USS Neosho (AO-23)
|USS Neosho (AO-23)|
|Namesake:||The Neosho River in Kansas and Oklahoma|
|Builder:||Federal Shipbuilding and Drydock Company, Kearny, New Jersey|
|Laid down:||22 June 1938|
|Launched:||29 April 1939|
|Sponsored by:||Mrs. Emory S. Land|
|Commissioned:||7 August 1939|
|Fate:||Sunk during the Battle of the Coral Sea, 11 May 1942|
|Class and type:||Cimarron-class oiler|
7,470 long tons (7,590 t) light|
24,830 long tons (25,228 t) full load
|Length:||553 ft (169 m)|
|Beam:||75 ft (23 m)|
|Draft:||32 ft 4 in (9.86 m)|
Twin screws, 30,400 shp (22,669 kW)|
Steam (600psi), NSFO
|Speed:||18 knots (21 mph; 33 km/h)|
• 4 × 5 in (130 mm)/38 cal. guns (4×1)|
• 4 × 20 mm AA guns
|Operations:||World War II|
|Awards:||2 battle stars|
She was laid down under Maritime Commission contract by Federal Shipbuilding and Drydock Company, Kearny, New Jersey, 22 June 1938; launched 29 April 1939; sponsored by Mrs. Emory S. Land, wife of Rear Admiral Emory S. Land (Ret.), Chairman of the Maritime Commission; and commissioned 7 August 1939, with Commander AV. E. A. Mullan in command.
Conversion at Puget Sound Naval Shipyard completed 7 July 1941, Neosho immediately began the vital task of ferrying aviation fuel from west coast ports to Pearl Harbor. On such a mission she arrived in Pearl Harbor 6 December, discharged a full cargo to Naval Air Station Ford Island, and prepared for the return passage.

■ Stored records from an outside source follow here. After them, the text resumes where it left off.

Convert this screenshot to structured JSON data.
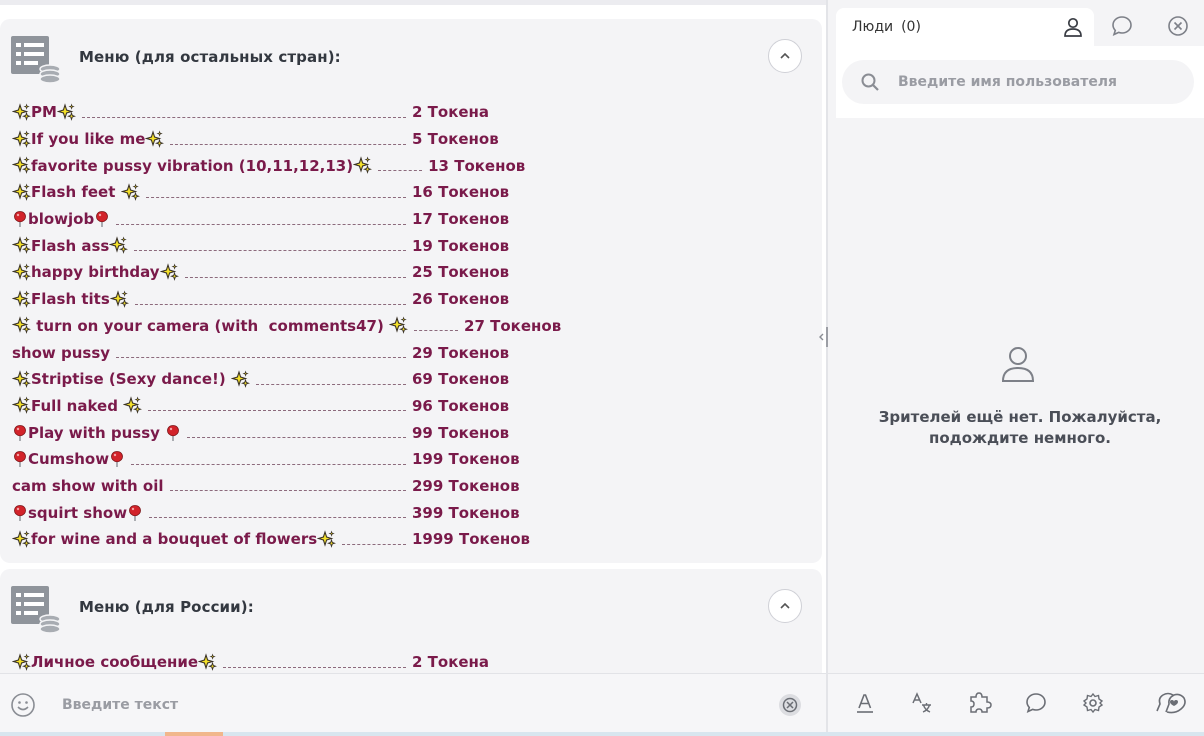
{
  "menus": [
    {
      "title": "Меню (для остальных стран):",
      "items": [
        {
          "label": "PM",
          "pre": "sparkle",
          "post": "sparkle",
          "price": "2 Токена"
        },
        {
          "label": "If you like me",
          "pre": "sparkle",
          "post": "sparkle",
          "price": "5 Токенов"
        },
        {
          "label": "favorite pussy vibration (10,11,12,13)",
          "pre": "sparkle",
          "post": "sparkle",
          "price": "13 Токенов"
        },
        {
          "label": "Flash feet ",
          "pre": "sparkle",
          "post": "sparkle",
          "price": "16 Токенов"
        },
        {
          "label": "blowjob",
          "pre": "pin",
          "post": "pin",
          "price": "17 Токенов"
        },
        {
          "label": "Flash ass",
          "pre": "sparkle",
          "post": "sparkle",
          "price": "19 Токенов"
        },
        {
          "label": "happy birthday",
          "pre": "sparkle",
          "post": "sparkle",
          "price": "25 Токенов"
        },
        {
          "label": "Flash tits",
          "pre": "sparkle",
          "post": "sparkle",
          "price": "26 Токенов"
        },
        {
          "label": " turn on your camera (with  comments47) ",
          "pre": "sparkle",
          "post": "sparkle",
          "price": "27 Токенов"
        },
        {
          "label": "show pussy",
          "pre": "",
          "post": "",
          "price": "29 Токенов"
        },
        {
          "label": "Striptise (Sexy dance!) ",
          "pre": "sparkle",
          "post": "sparkle",
          "price": "69 Токенов"
        },
        {
          "label": "Full naked ",
          "pre": "sparkle",
          "post": "sparkle",
          "price": "96 Токенов"
        },
        {
          "label": "Play with pussy ",
          "pre": "pin",
          "post": "pin",
          "price": "99 Токенов"
        },
        {
          "label": "Cumshow",
          "pre": "pin",
          "post": "pin",
          "price": "199 Токенов"
        },
        {
          "label": "cam show with oil",
          "pre": "",
          "post": "",
          "price": "299 Токенов"
        },
        {
          "label": "squirt show",
          "pre": "pin",
          "post": "pin",
          "price": "399 Токенов"
        },
        {
          "label": "for wine and a bouquet of flowers",
          "pre": "sparkle",
          "post": "sparkle",
          "price": "1999 Токенов"
        }
      ]
    },
    {
      "title": "Меню (для России):",
      "items": [
        {
          "label": "Личное сообщение",
          "pre": "sparkle",
          "post": "sparkle",
          "price": "2 Токена"
        }
      ]
    }
  ],
  "chat_input": {
    "placeholder": "Введите текст"
  },
  "people_panel": {
    "tab_label": "Люди",
    "tab_count": "(0)",
    "search_placeholder": "Введите имя пользователя",
    "empty_text": "Зрителей ещё нет. Пожалуйста, подождите немного."
  },
  "colors": {
    "menu_text": "#7a1a4a",
    "panel_bg": "#f4f4f6",
    "sparkle_fill": "#f4e12a",
    "pin_fill": "#d2232a"
  },
  "icons": {
    "menu_header": "menu-list-coins-icon",
    "collapse": "chevron-up-icon",
    "smile": "smile-icon",
    "send": "send-tip-icon",
    "tab_people": "user-icon",
    "tab_chat": "chat-bubble-icon",
    "tab_close": "close-circle-icon",
    "search": "search-icon",
    "empty": "user-outline-icon",
    "toolbar": [
      "text-format-icon",
      "translate-icon",
      "puzzle-icon",
      "chat-bubble-icon",
      "settings-gear-icon",
      "chat-hearts-icon"
    ]
  }
}
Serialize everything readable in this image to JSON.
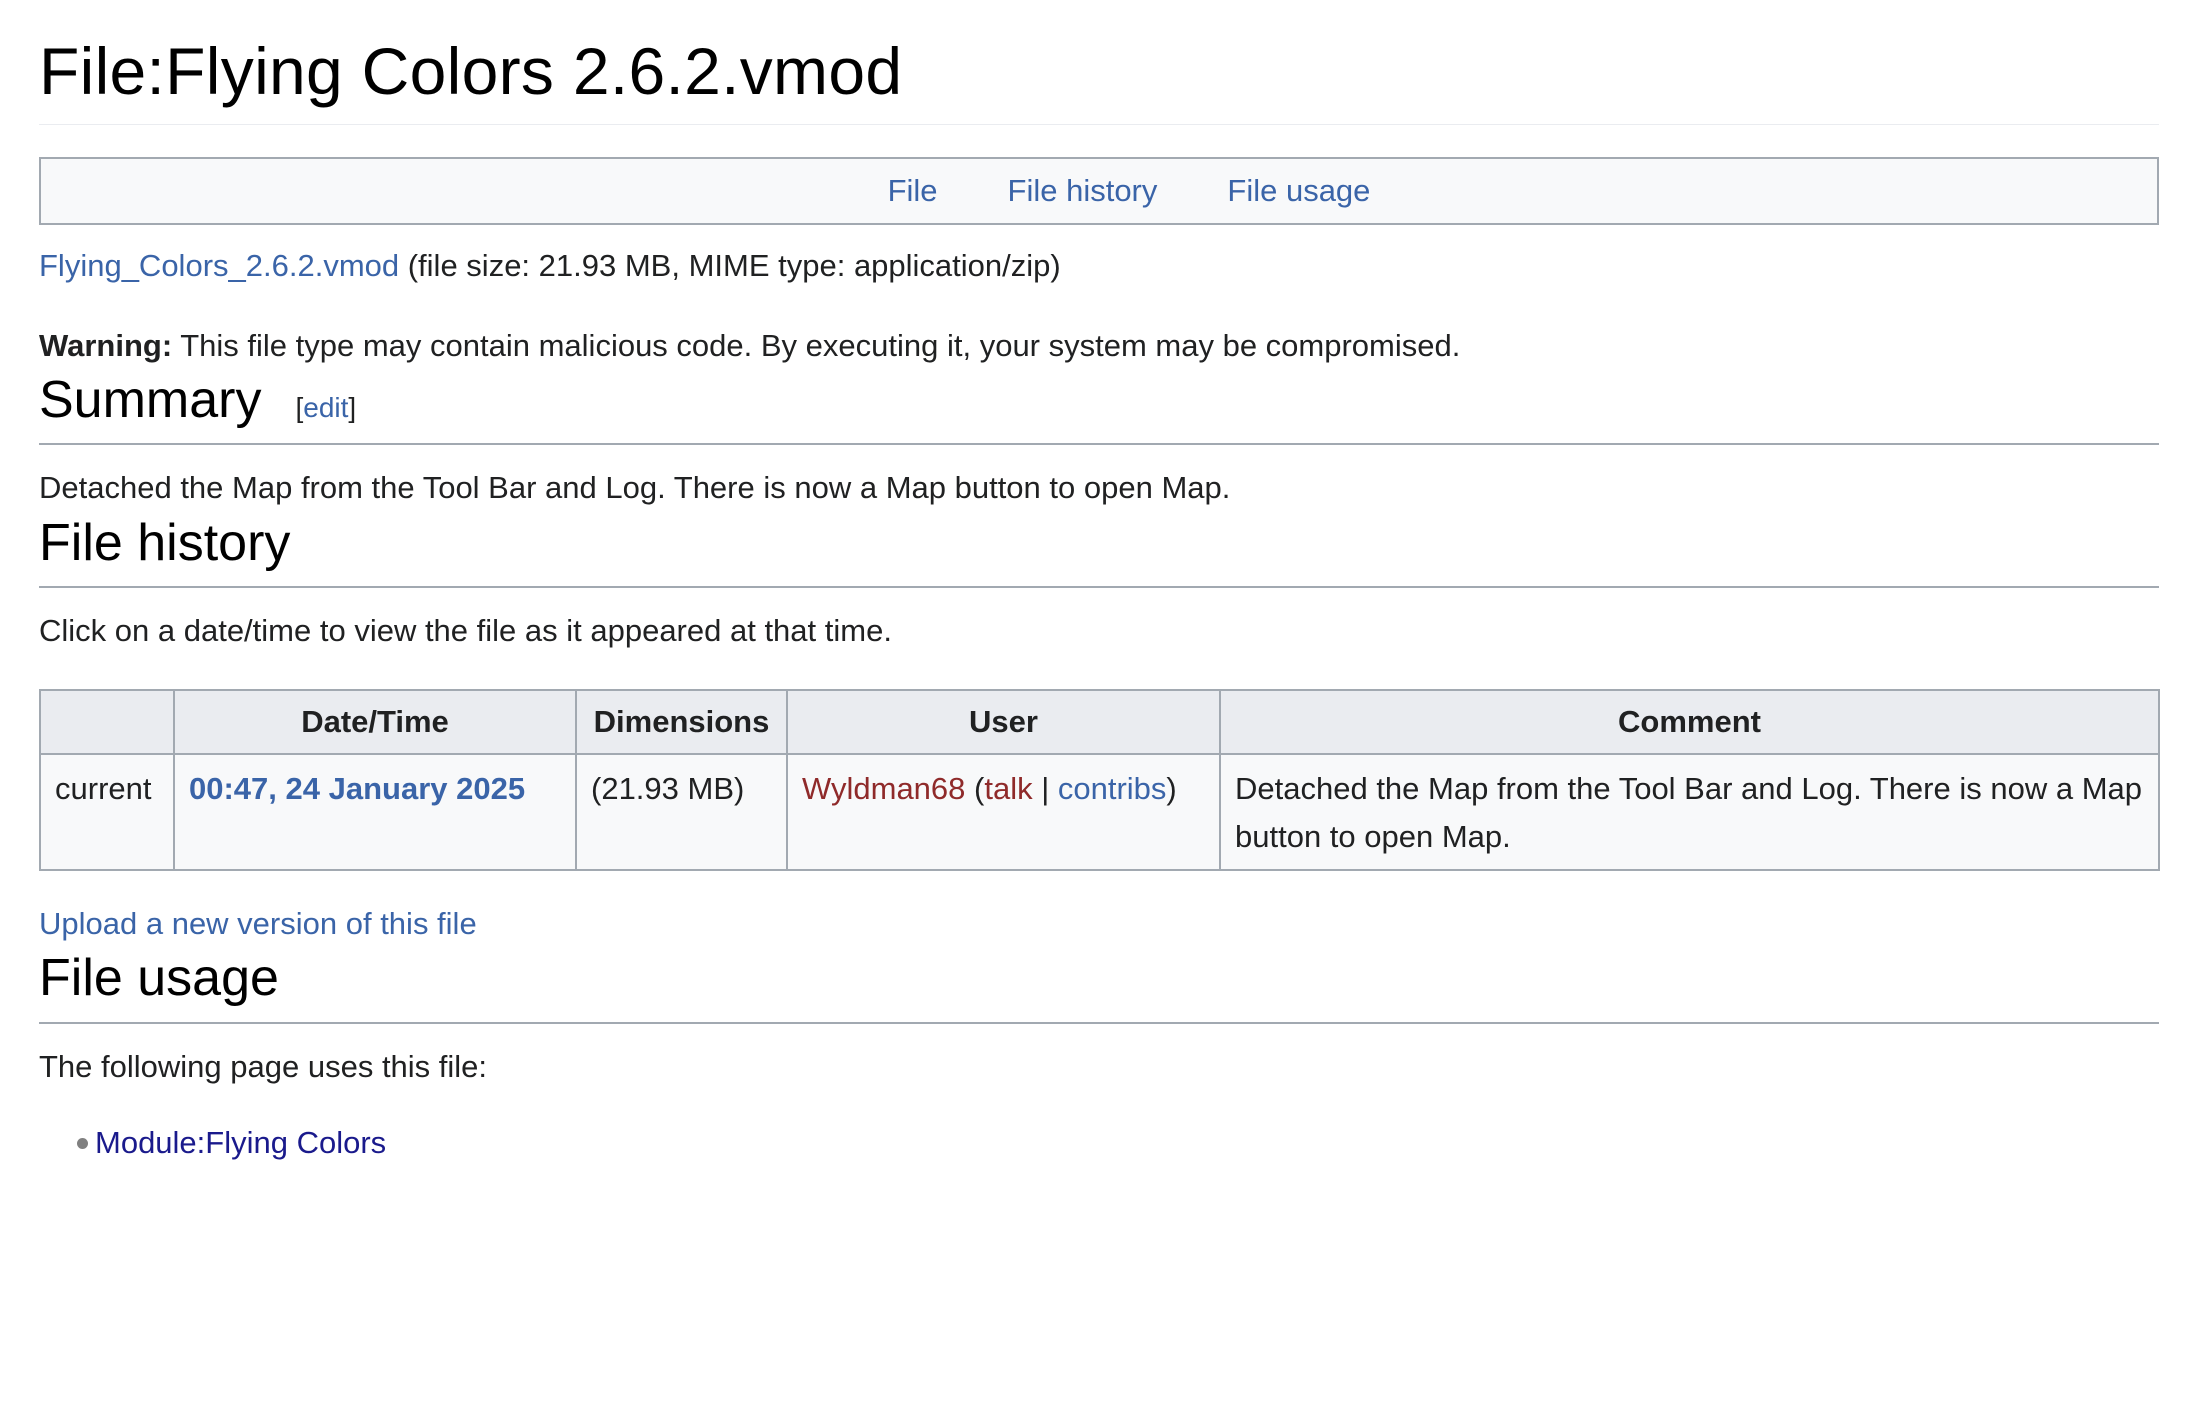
{
  "page": {
    "title": "File:Flying Colors 2.6.2.vmod"
  },
  "filetoc": {
    "items": [
      {
        "label": "File"
      },
      {
        "label": "File history"
      },
      {
        "label": "File usage"
      }
    ]
  },
  "full_media": {
    "link_text": "Flying_Colors_2.6.2.vmod",
    "details": " (file size: 21.93 MB, MIME type: application/zip)"
  },
  "warning": {
    "label": "Warning:",
    "text": " This file type may contain malicious code. By executing it, your system may be compromised."
  },
  "summary": {
    "heading": "Summary",
    "edit_open": "[",
    "edit_label": "edit",
    "edit_close": "]",
    "text": "Detached the Map from the Tool Bar and Log. There is now a Map button to open Map."
  },
  "file_history": {
    "heading": "File history",
    "instruction": "Click on a date/time to view the file as it appeared at that time.",
    "columns": [
      "",
      "Date/Time",
      "Dimensions",
      "User",
      "Comment"
    ],
    "rows": [
      {
        "status": "current",
        "datetime": "00:47, 24 January 2025",
        "dimensions": "(21.93 MB)",
        "user": "Wyldman68",
        "open_paren": " (",
        "talk": "talk",
        "sep": " | ",
        "contribs": "contribs",
        "close_paren": ")",
        "comment": "Detached the Map from the Tool Bar and Log. There is now a Map button to open Map."
      }
    ],
    "upload_link": "Upload a new version of this file"
  },
  "file_usage": {
    "heading": "File usage",
    "intro": "The following page uses this file:",
    "pages": [
      {
        "label": "Module:Flying Colors"
      }
    ]
  },
  "colors": {
    "link": "#3a64a8",
    "user_link": "#8f2a2a",
    "visited_link": "#1a1a8c",
    "table_header_bg": "#eaecf0",
    "table_bg": "#f8f9fa",
    "border": "#a2a9b1"
  }
}
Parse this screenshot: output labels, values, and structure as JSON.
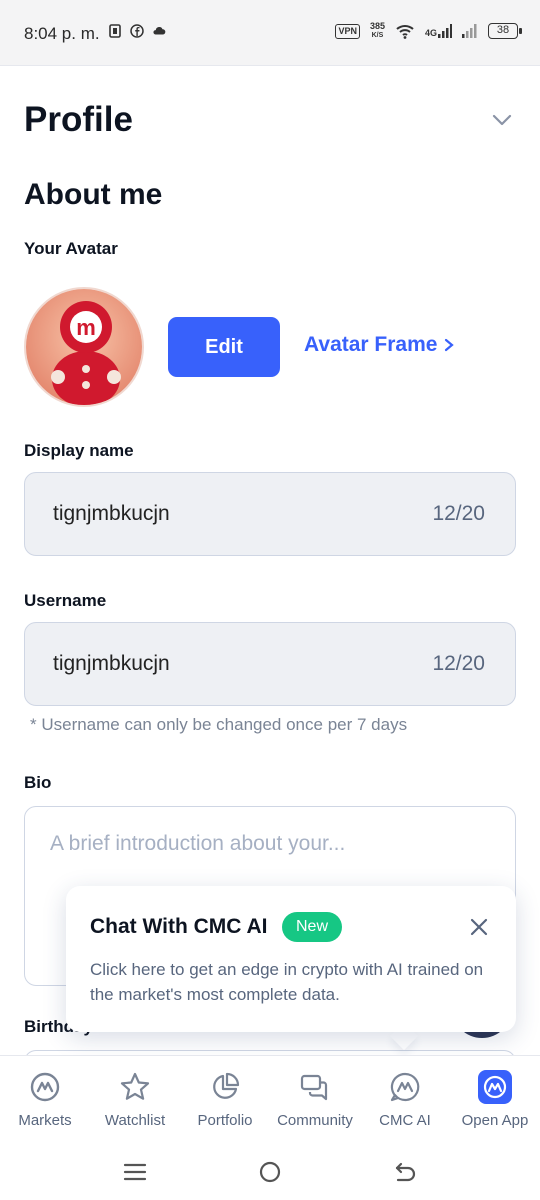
{
  "status_bar": {
    "time": "8:04 p. m.",
    "vpn": "VPN",
    "speed_value": "385",
    "speed_unit": "K/S",
    "network": "4G",
    "battery": "38"
  },
  "header": {
    "title": "Profile"
  },
  "about": {
    "title": "About me",
    "avatar_label": "Your Avatar",
    "edit_label": "Edit",
    "frame_label": "Avatar Frame"
  },
  "display_name": {
    "label": "Display name",
    "value": "tignjmbkucjn",
    "count": "12/20"
  },
  "username": {
    "label": "Username",
    "value": "tignjmbkucjn",
    "count": "12/20",
    "hint": "* Username can only be changed once per 7 days"
  },
  "bio": {
    "label": "Bio",
    "placeholder": "A brief introduction about your..."
  },
  "birthday": {
    "label": "Birthday"
  },
  "tooltip": {
    "title": "Chat With CMC AI",
    "badge": "New",
    "body": "Click here to get an edge in crypto with AI trained on the market's most complete data."
  },
  "nav": {
    "markets": "Markets",
    "watchlist": "Watchlist",
    "portfolio": "Portfolio",
    "community": "Community",
    "cmc_ai": "CMC AI",
    "open_app": "Open App"
  },
  "colors": {
    "accent": "#3861fb",
    "badge": "#16c784",
    "text": "#0d1421",
    "muted": "#58667e"
  }
}
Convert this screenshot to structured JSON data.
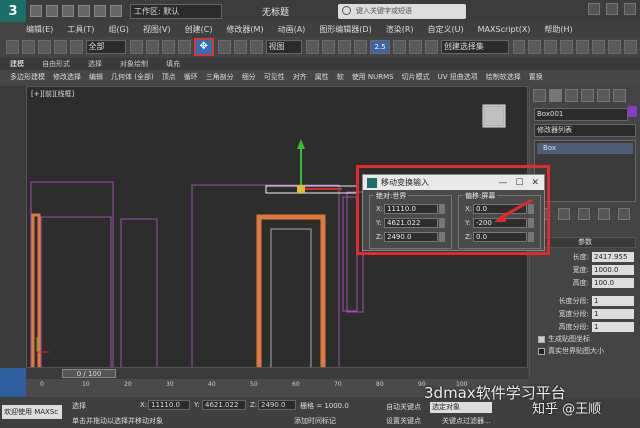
{
  "titlebar": {
    "workspace": "工作区: 默认",
    "doc_title": "无标题",
    "search_placeholder": "键入关键字或短语"
  },
  "menu": [
    "编辑(E)",
    "工具(T)",
    "组(G)",
    "视图(V)",
    "创建(C)",
    "修改器(M)",
    "动画(A)",
    "图形编辑器(D)",
    "渲染(R)",
    "自定义(U)",
    "MAXScript(X)",
    "帮助(H)"
  ],
  "toolbar": {
    "filter": "全部",
    "refcoord": "视图",
    "named_selset": "创建选择集",
    "spinner_value": "2.5",
    "move_icon": "move-tool-icon"
  },
  "ribbon": {
    "tabs": [
      "建模",
      "自由形式",
      "选择",
      "对象绘制",
      "填充"
    ],
    "active_tab": "建模",
    "tools": [
      "多边形建模",
      "修改选择",
      "编辑",
      "几何体 (全部)",
      "顶点",
      "循环",
      "三角剖分",
      "细分",
      "可见性",
      "对齐",
      "属性",
      "软",
      "使用 NURMS",
      "切片模式",
      "UV 扭曲选项",
      "绘制软选择",
      "置换"
    ]
  },
  "viewport": {
    "label": "[+][前][线框]"
  },
  "cmdpanel": {
    "object_name": "Box001",
    "modifier_list": "修改器列表",
    "stack_item": "Box",
    "params_title": "参数",
    "params": [
      {
        "label": "长度:",
        "value": "2417.955"
      },
      {
        "label": "宽度:",
        "value": "1000.0"
      },
      {
        "label": "高度:",
        "value": "100.0"
      }
    ],
    "segments": [
      {
        "label": "长度分段:",
        "value": "1"
      },
      {
        "label": "宽度分段:",
        "value": "1"
      },
      {
        "label": "高度分段:",
        "value": "1"
      }
    ],
    "checks": [
      {
        "label": "生成贴图坐标",
        "checked": true
      },
      {
        "label": "真实世界贴图大小",
        "checked": false
      }
    ]
  },
  "dialog": {
    "title": "移动变换输入",
    "absolute": {
      "title": "绝对:世界",
      "x": "11110.0",
      "y": "4621.022",
      "z": "2490.0"
    },
    "offset": {
      "title": "偏移:屏幕",
      "x": "0.0",
      "y": "-200",
      "z": "0.0"
    },
    "axis_x": "X:",
    "axis_y": "Y:",
    "axis_z": "Z:",
    "ctrl_min": "—",
    "ctrl_max": "☐",
    "ctrl_close": "✕"
  },
  "timeline": {
    "frame": "0 / 100",
    "ticks": [
      "0",
      "10",
      "20",
      "30",
      "40",
      "50",
      "60",
      "70",
      "80",
      "90",
      "100"
    ]
  },
  "statusbar": {
    "welcome": "欢迎使用 MAXSc",
    "selection": "选择",
    "prompt": "单击并拖动以选择并移动对象",
    "x_label": "X:",
    "x_val": "11110.0",
    "y_label": "Y:",
    "y_val": "4621.022",
    "z_label": "Z:",
    "z_val": "2490.0",
    "grid": "栅格 = 1000.0",
    "add_tag": "添加时间标记",
    "autokey": "自动关键点",
    "autokey_value": "选定对象",
    "setkey": "设置关键点",
    "keyfilter": "关键点过滤器..."
  },
  "watermark": {
    "text1": "3dmax软件学习平台",
    "text2": "知乎 @王顺"
  },
  "colors": {
    "highlight_red": "#e02b2b",
    "frame_orange": "#e07a3a",
    "wire_purple": "#a050b0"
  }
}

Next morning, the surprise attack on Pearl Harbor found Neosho alert to danger; her captain, Commander John S. Phillips, got her underway and maneuvered safely through the Japanese fire, concentrated on the battleships moored at Ford Island, to a safer area of the harbor. Her guns fired throughout the attack, splashing one enemy plane and driving off others. Three of her men were wounded by a strafing attacker.
For the next five months, Neosho sailed with the aircraft carriers or independently, since hard-pressed escort ships could not always be spared to guard even so precious a ship and cargo. Late in April, as the Japanese threatened a southward move against Australia and New Zealand by attempting to advance their bases in the Southwest Pacific, Neosho joined Task Force 17. At all costs the sealanes to the dominions must be kept open, and they must be protected against attack and possible invasion.
As the American and Japanese fleets sought each other out in the opening maneuvers of the climactic Battle of the Coral Sea on 6 May 1942, Neosho fueled USS Yorktown and USS Astoria, then retired from the carrier force with a lone escort, USS Sims.
Next day at 10:00, Japanese aircraft spotted the two ships, and believing them to be a carrier and her escort, launched the first of two attacks which sank Sims and left Neosho, victim of seven direct hits and a suicide dive by one of the bombers, ablaze aft and in danger of breaking in two. She had shot down at least three of the attackers. One of her crewmen, Oscar V. Peterson, was posthumously awarded the Medal of Honor for his efforts to save the ship in spite of his severe injuries suffered in the attack.
Superb seamanship and skilled damage control work kept Neosho afloat for the next four days. The sorely stricken ship was first located by an RAAF aircraft, then an American PBY Catalina. At 13:00, 11 May, USS Henley arrived to rescue the 123 survivors and to sink by gunfire the ship they had so valiantly kept alive against impossible odds. With Henley came word that the American fleet had succeeded in turning the Japanese back, marking the end of their southward expansion in World War II.
Neosho received 2 battle stars for World War II service.
- Phillips, John S. (May 25, 1942). "U.S.S. Neosho Detail: Engagement of U.S.S. NEOSHO with Japanese Aircraft on May 7, 1942; Subsequent Loss of U.S.S. NEOSHO; Search for Survivors" (Memorandum). United States Navy. http://ibiblio.org/hyperwar/USN/ships/logs/AO/ao23-Coral.html. Retrieved 2008-11-06. (Primary source)
- Wildenberg, Thomas (1996). Gray Steel and Black Oil: Fast Tankers and Replenishment at Sea in the U.S. Navy, 1912–1995. Annapolis, Maryland: Naval Institute Press. ISBN 9781557509345. OCLC 32924773. http://www.ibiblio.org/hyperwar/USN/GSBO/index.html. Retrieved 2009-04-28.
- history.navy.mil: USS Neosho
- navsource.org: USS Neosho
- hazegray.org: USS Neosho
- Naval Historical center: USS Neosho
- The U.S. Neosho (AO-23) Details the survivors' ordeal.